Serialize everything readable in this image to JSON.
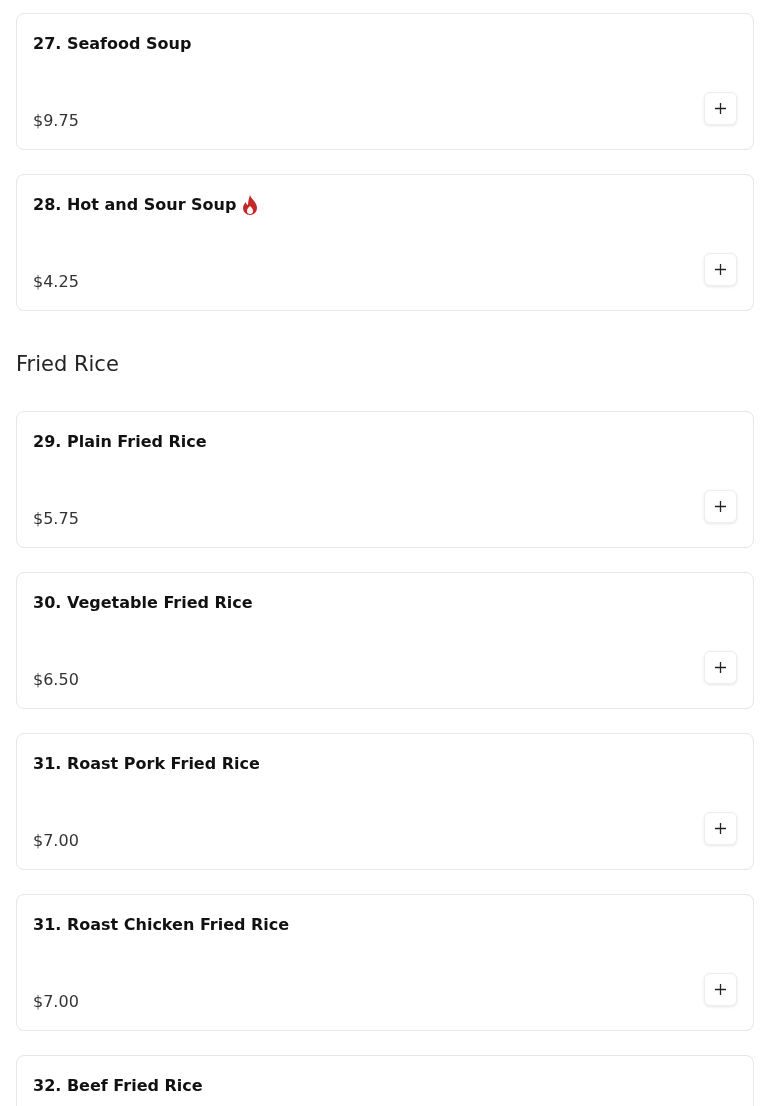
{
  "sections": [
    {
      "items": [
        {
          "name": "27. Seafood Soup",
          "spicy": false,
          "price": "$9.75"
        },
        {
          "name": "28. Hot and Sour Soup",
          "spicy": true,
          "price": "$4.25"
        }
      ]
    },
    {
      "title": "Fried Rice",
      "items": [
        {
          "name": "29. Plain Fried Rice",
          "spicy": false,
          "price": "$5.75"
        },
        {
          "name": "30. Vegetable Fried Rice",
          "spicy": false,
          "price": "$6.50"
        },
        {
          "name": "31. Roast Pork Fried Rice",
          "spicy": false,
          "price": "$7.00"
        },
        {
          "name": "31. Roast Chicken Fried Rice",
          "spicy": false,
          "price": "$7.00"
        },
        {
          "name": "32. Beef Fried Rice",
          "spicy": false
        }
      ]
    }
  ]
}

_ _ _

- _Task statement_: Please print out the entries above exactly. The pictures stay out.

- _Written answer_:
Serialize everything readable in this image to JSON.
{
  "sections": [
    {
      "items": [
        {
          "name": "27. Seafood Soup",
          "spicy": false,
          "price": "$9.75"
        },
        {
          "name": "28. Hot and Sour Soup",
          "spicy": true,
          "price": "$4.25"
        }
      ]
    },
    {
      "title": "Fried Rice",
      "items": [
        {
          "name": "29. Plain Fried Rice",
          "spicy": false,
          "price": "$5.75"
        },
        {
          "name": "30. Vegetable Fried Rice",
          "spicy": false,
          "price": "$6.50"
        },
        {
          "name": "31. Roast Pork Fried Rice",
          "spicy": false,
          "price": "$7.00"
        },
        {
          "name": "31. Roast Chicken Fried Rice",
          "spicy": false,
          "price": "$7.00"
        },
        {
          "name": "32. Beef Fried Rice",
          "spicy": false
        }
      ]
    }
  ]
}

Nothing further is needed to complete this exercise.